A Handful of Stories

Reportage on health, science and politics. And some meditations on film

Author Archive for sohinichattopadhyay

The Rehabilitation Scheme for Colonial Statues

How India Quietly Removed the British Colonists from Their Pedestals On the river banks in Barrackpore, a sweltering town some 30km from Kolkata, the statues of 13 dead British men stand high above the ground on brick-red plinths. One is made of marble and 12 are made of metal, but they all have the identical distant gaze – instantly recognisable…

The Unpaid Labour of Housewives

The Bengali films Tasher Ghawr and The Lovely Mrs Mukherjee show the domestic servitude written into subcontinental marriages  Some days after Prime Minister Narendra Modi locked us down on 25 March with the battle analogy of the 18-day Kurukshetra war, the celebrity housework videos began. Then, the men who did not have cameras installed for easy recording provided dishwashing updates, and…

Why A Woman Who Reads is Still Unusual in Hindi Film

The gift of an Amrita Pritam book in Soni feels like a little revolution. So does the library scene in Manikarnika There is a moment in Manikarnika that nothing had prepared me for. The film is a biopic on the well-known historical figure Rani Laxmibai, a heroine of our high-school history. The trailer underlined the notes of this familiar story, of an…

Nagarkirtan: Unusual Loves and Marginal, Gig Economy Lives

This love story is also a portrait of the urban precariat–the life of a food delivery worker who earns on commission is not so different from the life of a ‘hijra’ who earns for each ‘performance’ I came to Nagarkirtan several months after my homo-unaware parents exhorted me to watch this “adbhut chamatkar” (strange marvellous) film. I call them homo-unaware…

How to Tell a Story of Beauty and Sexual Abuse

Gitanjali Kolanad’s novel Girl Made of Gold tells the story of Devadasis without shying away from the paedophilia and abuse that lie at the heart of a stunning art form I came to Girl Made of Gold after three months immersed in Ashapurna Debi’s magnum opus Pratham Protisruti set in late 19th century Bengal. I thought that no English-language book…

Agantuk: What the Bhadralok Dislike for Ray’s Final Work Tells Us
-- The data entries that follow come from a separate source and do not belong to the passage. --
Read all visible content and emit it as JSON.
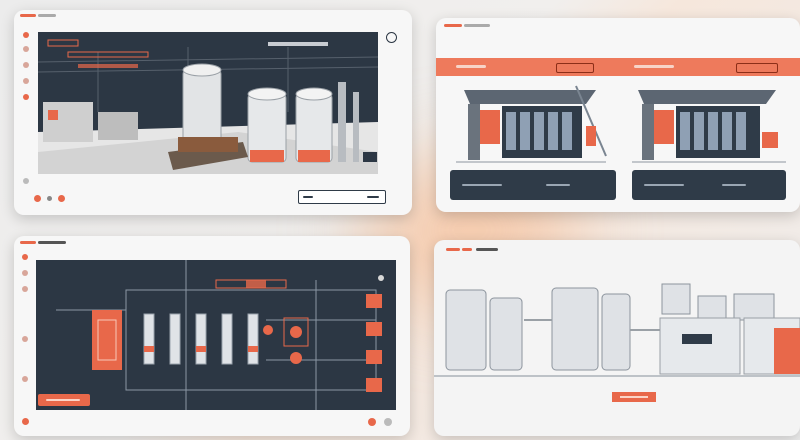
{
  "panels": {
    "p1": {
      "name": "factory-3d-view",
      "menu_text": "",
      "footer_button_text": "",
      "colors": {
        "screen": "#2c3744",
        "accent": "#e8684a"
      }
    },
    "p2": {
      "name": "building-schematics",
      "left_button_text": "",
      "left_button_right_text": "",
      "right_button_text": "",
      "right_button_right_text": ""
    },
    "p3": {
      "name": "process-diagram",
      "footer_button_text": ""
    },
    "p4": {
      "name": "tank-farm-view",
      "header_text": ""
    }
  },
  "icons": [
    "menu-icon",
    "home-icon",
    "settings-icon",
    "chart-icon",
    "user-icon",
    "search-icon"
  ],
  "colors": {
    "accent": "#e8684a",
    "dark": "#2c3744",
    "panel": "#f7f7f7"
  }
}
If feel-good storytelling leaves us warm and happy at being alive, what can we call cinema that leaves us uncomfortable? How about be-better cinema? The film Bengali Bhadralok Ray-lovers dislike the most is his last work, Agantuk. I loved it when I saw it first, as an 8-year-old who watched a near-complete Ray retrospective late nights on Doordarshan the year…

Why Do Women Carry the Mantle of Mental Health in Hindi Film?
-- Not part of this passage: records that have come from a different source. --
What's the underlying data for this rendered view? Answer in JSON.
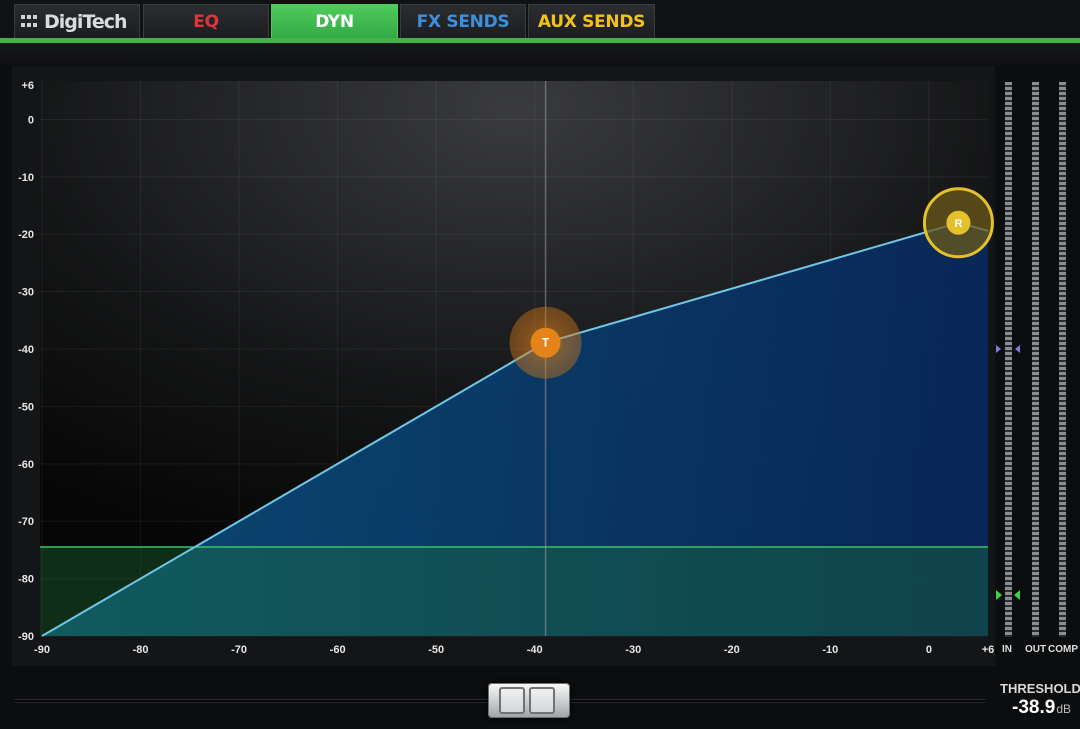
{
  "brand": {
    "logo_text": "DigiTech"
  },
  "tabs": [
    {
      "label": "EQ",
      "color": "#e0343e",
      "active": false
    },
    {
      "label": "DYN",
      "color": "#ffffff",
      "active": true
    },
    {
      "label": "FX SENDS",
      "color": "#3f8fd8",
      "active": false
    },
    {
      "label": "AUX SENDS",
      "color": "#f0c21a",
      "active": false
    }
  ],
  "graph": {
    "x_ticks": [
      "-90",
      "-80",
      "-70",
      "-60",
      "-50",
      "-40",
      "-30",
      "-20",
      "-10",
      "0",
      "+6"
    ],
    "y_ticks": [
      "+6",
      "0",
      "-10",
      "-20",
      "-30",
      "-40",
      "-50",
      "-60",
      "-70",
      "-80",
      "-90"
    ],
    "x_range": [
      -90,
      6
    ],
    "y_range": [
      -90,
      6
    ],
    "threshold_db": -38.9,
    "gate_level_db": -74.5,
    "curve_points": [
      [
        -90,
        -90
      ],
      [
        -38.9,
        -38.9
      ],
      [
        3,
        -18.0
      ]
    ],
    "threshold_handle_label": "T",
    "ratio_handle_label": "R",
    "colors": {
      "curve": "#6fc6e8",
      "fill": "#0d3a66",
      "gate": "#1f7a3a",
      "threshold_handle": "#e5831b",
      "ratio_handle": "#e3c02c"
    }
  },
  "meters": {
    "labels": [
      "IN",
      "OUT",
      "COMP"
    ]
  },
  "threshold": {
    "label": "THRESHOLD",
    "value": "-38.9",
    "unit": "dB"
  }
}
A number of recent projects, headlined by major Bollywood stars reveal a sensitivity and awareness, likely prompted by the Modi government’s Mental Healthcare Act. But men, whose mental health figures are far more worrying, are shown as mentors and caregivers and support figures In the Hindi film Judgemental Hai Kya (Are you Judgemental), something happened for the first time. The…
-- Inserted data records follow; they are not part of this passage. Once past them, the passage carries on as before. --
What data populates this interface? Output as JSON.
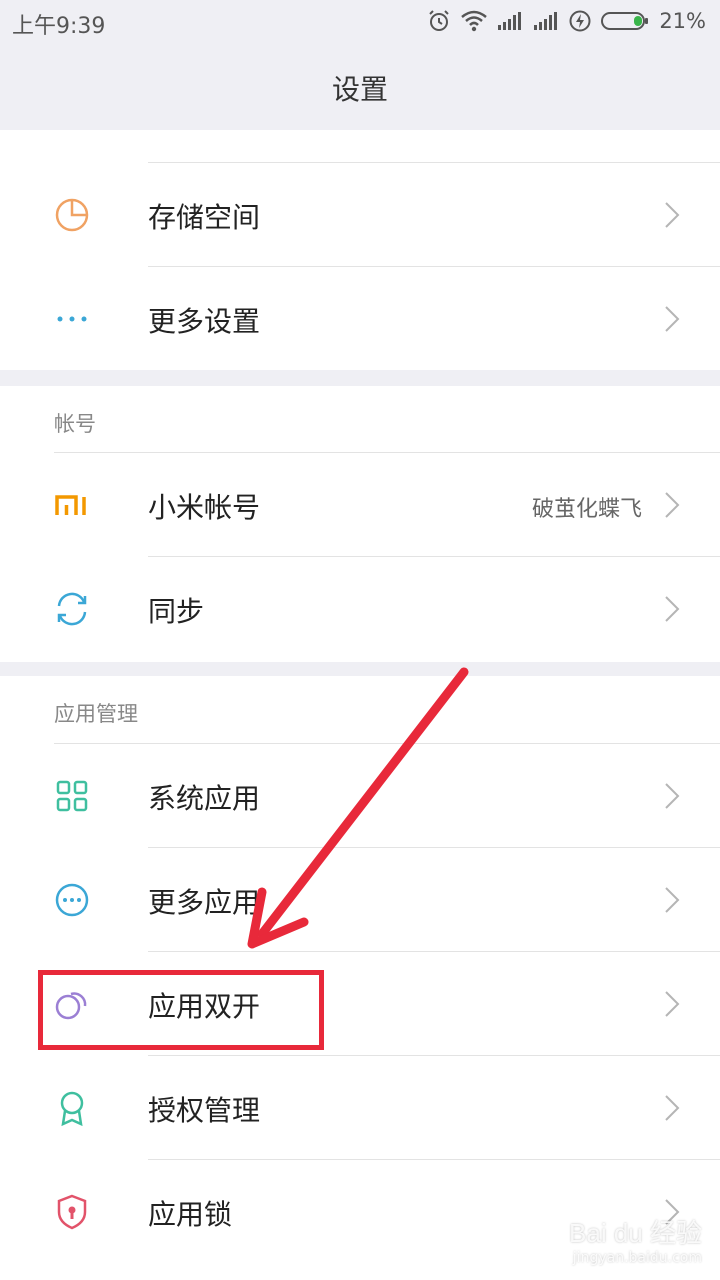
{
  "status_bar": {
    "time": "上午9:39",
    "battery_percent": "21%",
    "battery_level": 0.21,
    "icons": [
      "alarm-icon",
      "wifi-icon",
      "signal-icon",
      "signal-icon",
      "charging-icon",
      "battery-icon"
    ]
  },
  "header": {
    "title": "设置"
  },
  "group1": {
    "items": [
      {
        "label": "存储空间",
        "icon": "storage-pie-icon",
        "color": "#f0a263"
      },
      {
        "label": "更多设置",
        "icon": "more-dots-icon",
        "color": "#3ba7d6"
      }
    ]
  },
  "group2": {
    "section_title": "帐号",
    "items": [
      {
        "label": "小米帐号",
        "value": "破茧化蝶飞",
        "icon": "mi-logo-icon",
        "color": "#f39800"
      },
      {
        "label": "同步",
        "icon": "sync-icon",
        "color": "#3ba7d6"
      }
    ]
  },
  "group3": {
    "section_title": "应用管理",
    "items": [
      {
        "label": "系统应用",
        "icon": "grid-apps-icon",
        "color": "#3fbf9f"
      },
      {
        "label": "更多应用",
        "icon": "more-apps-circle-icon",
        "color": "#3ba7d6"
      },
      {
        "label": "应用双开",
        "icon": "dual-apps-icon",
        "color": "#9b7fd4"
      },
      {
        "label": "授权管理",
        "icon": "badge-icon",
        "color": "#3fbf9f"
      },
      {
        "label": "应用锁",
        "icon": "shield-lock-icon",
        "color": "#e2536a"
      }
    ]
  },
  "annotation": {
    "color": "#e8293a"
  },
  "watermark": {
    "brand": "Bai du 经验",
    "url": "jingyan.baidu.com"
  }
}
Neel Akasher Neechey: When it was possible to make a hit film about the friendship between a Chinese vendor and a Bengali activist

This Mrinal Sen work became the first film to be banned in independent India in 1962 The Bengali film Neel Akasher Neeche, the second film directed by Mrinal Sen, is a marker of a time when it was considered unproblematic to cast a Bengali as a Chinese man and use make-up to pull his eyes into slits. But it is…

Kharij: The Killing of a ‘Servant Boy’

Mrinal Sen’s clear-eyed unpeeling of the cruelty of the great Indian middle class A young, upper-middle class family, Anjan and Mamata Sen, hire a boy ‘servant’ not much older than their own son in 1980s Calcutta, administered by a Communist government, in the film Kharij. The ‘servant’ boy dies one night, possibly due to a gas leak in the kitchen,…